▶ _Assigned task_
Say how many of the lines below hold "network", writing the number and nothing more.

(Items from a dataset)
--*--

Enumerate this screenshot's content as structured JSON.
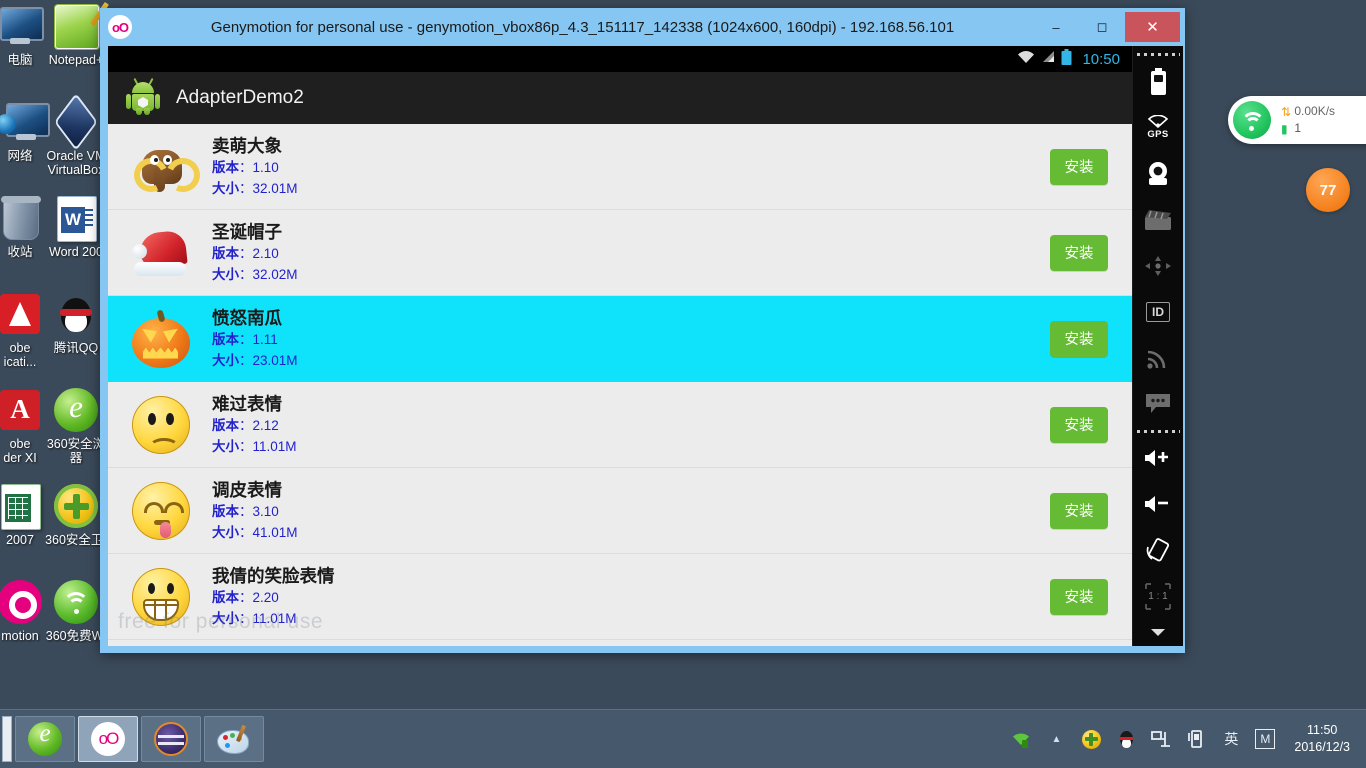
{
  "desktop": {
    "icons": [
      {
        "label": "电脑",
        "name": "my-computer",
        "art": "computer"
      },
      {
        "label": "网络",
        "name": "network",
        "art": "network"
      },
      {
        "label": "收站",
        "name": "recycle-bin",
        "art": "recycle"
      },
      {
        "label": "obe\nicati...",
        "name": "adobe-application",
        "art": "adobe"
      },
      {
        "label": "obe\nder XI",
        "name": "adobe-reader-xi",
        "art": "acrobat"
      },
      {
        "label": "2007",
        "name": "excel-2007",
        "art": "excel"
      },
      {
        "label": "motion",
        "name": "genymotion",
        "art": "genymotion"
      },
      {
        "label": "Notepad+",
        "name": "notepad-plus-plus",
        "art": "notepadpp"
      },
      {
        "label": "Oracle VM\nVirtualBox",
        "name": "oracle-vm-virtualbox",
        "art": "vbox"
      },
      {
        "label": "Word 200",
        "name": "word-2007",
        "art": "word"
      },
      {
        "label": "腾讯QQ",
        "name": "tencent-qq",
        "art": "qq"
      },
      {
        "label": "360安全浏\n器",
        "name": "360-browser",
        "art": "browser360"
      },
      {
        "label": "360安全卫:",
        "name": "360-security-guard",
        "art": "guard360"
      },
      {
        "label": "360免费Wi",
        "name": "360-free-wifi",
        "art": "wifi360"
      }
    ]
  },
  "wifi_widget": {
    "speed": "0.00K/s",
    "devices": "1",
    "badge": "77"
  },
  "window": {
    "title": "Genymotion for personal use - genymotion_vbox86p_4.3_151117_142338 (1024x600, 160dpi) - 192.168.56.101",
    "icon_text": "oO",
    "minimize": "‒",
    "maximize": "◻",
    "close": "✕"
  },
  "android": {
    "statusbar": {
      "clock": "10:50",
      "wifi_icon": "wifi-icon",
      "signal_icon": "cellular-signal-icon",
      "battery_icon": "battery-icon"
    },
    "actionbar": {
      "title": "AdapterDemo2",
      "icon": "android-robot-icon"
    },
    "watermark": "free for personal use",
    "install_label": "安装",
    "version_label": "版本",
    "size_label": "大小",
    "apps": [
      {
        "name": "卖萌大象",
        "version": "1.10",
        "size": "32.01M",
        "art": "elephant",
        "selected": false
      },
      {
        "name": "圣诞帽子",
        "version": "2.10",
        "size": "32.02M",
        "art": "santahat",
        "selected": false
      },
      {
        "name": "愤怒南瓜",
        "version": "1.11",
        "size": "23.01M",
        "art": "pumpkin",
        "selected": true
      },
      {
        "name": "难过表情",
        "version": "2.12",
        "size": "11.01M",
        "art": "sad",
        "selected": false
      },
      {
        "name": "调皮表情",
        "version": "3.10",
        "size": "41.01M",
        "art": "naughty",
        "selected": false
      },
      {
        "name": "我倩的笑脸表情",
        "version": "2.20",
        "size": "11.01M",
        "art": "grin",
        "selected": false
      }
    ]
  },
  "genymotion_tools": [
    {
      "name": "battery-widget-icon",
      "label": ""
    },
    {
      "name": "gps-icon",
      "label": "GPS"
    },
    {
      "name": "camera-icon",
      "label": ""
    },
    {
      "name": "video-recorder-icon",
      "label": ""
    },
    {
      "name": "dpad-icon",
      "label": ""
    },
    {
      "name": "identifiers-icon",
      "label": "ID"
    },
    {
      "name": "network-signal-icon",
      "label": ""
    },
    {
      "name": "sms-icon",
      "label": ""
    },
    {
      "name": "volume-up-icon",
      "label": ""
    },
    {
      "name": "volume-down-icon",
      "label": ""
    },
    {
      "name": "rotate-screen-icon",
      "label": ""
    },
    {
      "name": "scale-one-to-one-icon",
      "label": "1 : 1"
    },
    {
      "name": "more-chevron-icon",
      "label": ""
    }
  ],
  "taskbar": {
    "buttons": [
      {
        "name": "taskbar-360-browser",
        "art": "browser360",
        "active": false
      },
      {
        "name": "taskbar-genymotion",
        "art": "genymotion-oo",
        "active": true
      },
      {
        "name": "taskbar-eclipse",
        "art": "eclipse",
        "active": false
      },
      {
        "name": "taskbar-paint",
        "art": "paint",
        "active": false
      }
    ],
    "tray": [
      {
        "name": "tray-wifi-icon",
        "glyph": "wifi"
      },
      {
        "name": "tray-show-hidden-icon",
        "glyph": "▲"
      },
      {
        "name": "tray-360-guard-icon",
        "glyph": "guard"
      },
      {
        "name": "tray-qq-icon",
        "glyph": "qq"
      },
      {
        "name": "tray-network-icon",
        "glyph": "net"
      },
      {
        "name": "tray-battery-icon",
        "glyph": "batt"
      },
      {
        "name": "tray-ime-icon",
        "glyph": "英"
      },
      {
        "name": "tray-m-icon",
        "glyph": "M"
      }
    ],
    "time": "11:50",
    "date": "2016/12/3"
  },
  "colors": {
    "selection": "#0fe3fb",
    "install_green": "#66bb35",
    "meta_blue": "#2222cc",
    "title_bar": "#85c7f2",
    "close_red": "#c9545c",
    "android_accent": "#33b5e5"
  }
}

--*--

▶ _Answer to the exercise_
4